(Supplied entries Opens)

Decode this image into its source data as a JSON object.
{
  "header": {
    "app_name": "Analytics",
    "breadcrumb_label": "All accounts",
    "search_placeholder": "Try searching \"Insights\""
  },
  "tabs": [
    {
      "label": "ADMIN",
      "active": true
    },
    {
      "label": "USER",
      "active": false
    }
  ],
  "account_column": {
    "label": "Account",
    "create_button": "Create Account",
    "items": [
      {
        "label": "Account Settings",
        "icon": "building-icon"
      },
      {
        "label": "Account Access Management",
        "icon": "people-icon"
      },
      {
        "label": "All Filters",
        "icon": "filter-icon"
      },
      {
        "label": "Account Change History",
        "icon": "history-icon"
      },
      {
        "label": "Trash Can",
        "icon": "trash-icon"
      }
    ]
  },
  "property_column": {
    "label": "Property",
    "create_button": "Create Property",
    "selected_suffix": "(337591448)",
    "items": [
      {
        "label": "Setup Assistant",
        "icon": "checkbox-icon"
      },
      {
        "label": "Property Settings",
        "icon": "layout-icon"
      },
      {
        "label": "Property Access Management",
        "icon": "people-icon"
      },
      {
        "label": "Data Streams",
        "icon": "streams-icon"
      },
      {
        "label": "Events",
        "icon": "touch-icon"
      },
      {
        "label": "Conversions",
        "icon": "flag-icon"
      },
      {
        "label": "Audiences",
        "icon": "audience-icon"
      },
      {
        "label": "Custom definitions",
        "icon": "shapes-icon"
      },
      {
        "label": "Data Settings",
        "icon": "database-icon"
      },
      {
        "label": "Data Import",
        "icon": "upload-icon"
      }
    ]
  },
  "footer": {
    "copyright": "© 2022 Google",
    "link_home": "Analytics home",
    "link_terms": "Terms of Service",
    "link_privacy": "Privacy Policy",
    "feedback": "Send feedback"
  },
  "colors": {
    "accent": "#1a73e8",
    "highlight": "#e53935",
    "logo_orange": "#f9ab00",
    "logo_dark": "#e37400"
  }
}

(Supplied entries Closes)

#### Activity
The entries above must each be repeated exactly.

#### Exercise solution
Decode this image into its source data as a JSON object.
{
  "header": {
    "app_name": "Analytics",
    "breadcrumb_label": "All accounts",
    "search_placeholder": "Try searching \"Insights\""
  },
  "tabs": [
    {
      "label": "ADMIN",
      "active": true
    },
    {
      "label": "USER",
      "active": false
    }
  ],
  "account_column": {
    "label": "Account",
    "create_button": "Create Account",
    "items": [
      {
        "label": "Account Settings",
        "icon": "building-icon"
      },
      {
        "label": "Account Access Management",
        "icon": "people-icon"
      },
      {
        "label": "All Filters",
        "icon": "filter-icon"
      },
      {
        "label": "Account Change History",
        "icon": "history-icon"
      },
      {
        "label": "Trash Can",
        "icon": "trash-icon"
      }
    ]
  },
  "property_column": {
    "label": "Property",
    "create_button": "Create Property",
    "selected_suffix": "(337591448)",
    "items": [
      {
        "label": "Setup Assistant",
        "icon": "checkbox-icon"
      },
      {
        "label": "Property Settings",
        "icon": "layout-icon"
      },
      {
        "label": "Property Access Management",
        "icon": "people-icon"
      },
      {
        "label": "Data Streams",
        "icon": "streams-icon"
      },
      {
        "label": "Events",
        "icon": "touch-icon"
      },
      {
        "label": "Conversions",
        "icon": "flag-icon"
      },
      {
        "label": "Audiences",
        "icon": "audience-icon"
      },
      {
        "label": "Custom definitions",
        "icon": "shapes-icon"
      },
      {
        "label": "Data Settings",
        "icon": "database-icon"
      },
      {
        "label": "Data Import",
        "icon": "upload-icon"
      }
    ]
  },
  "footer": {
    "copyright": "© 2022 Google",
    "link_home": "Analytics home",
    "link_terms": "Terms of Service",
    "link_privacy": "Privacy Policy",
    "feedback": "Send feedback"
  },
  "colors": {
    "accent": "#1a73e8",
    "highlight": "#e53935",
    "logo_orange": "#f9ab00",
    "logo_dark": "#e37400"
  }
}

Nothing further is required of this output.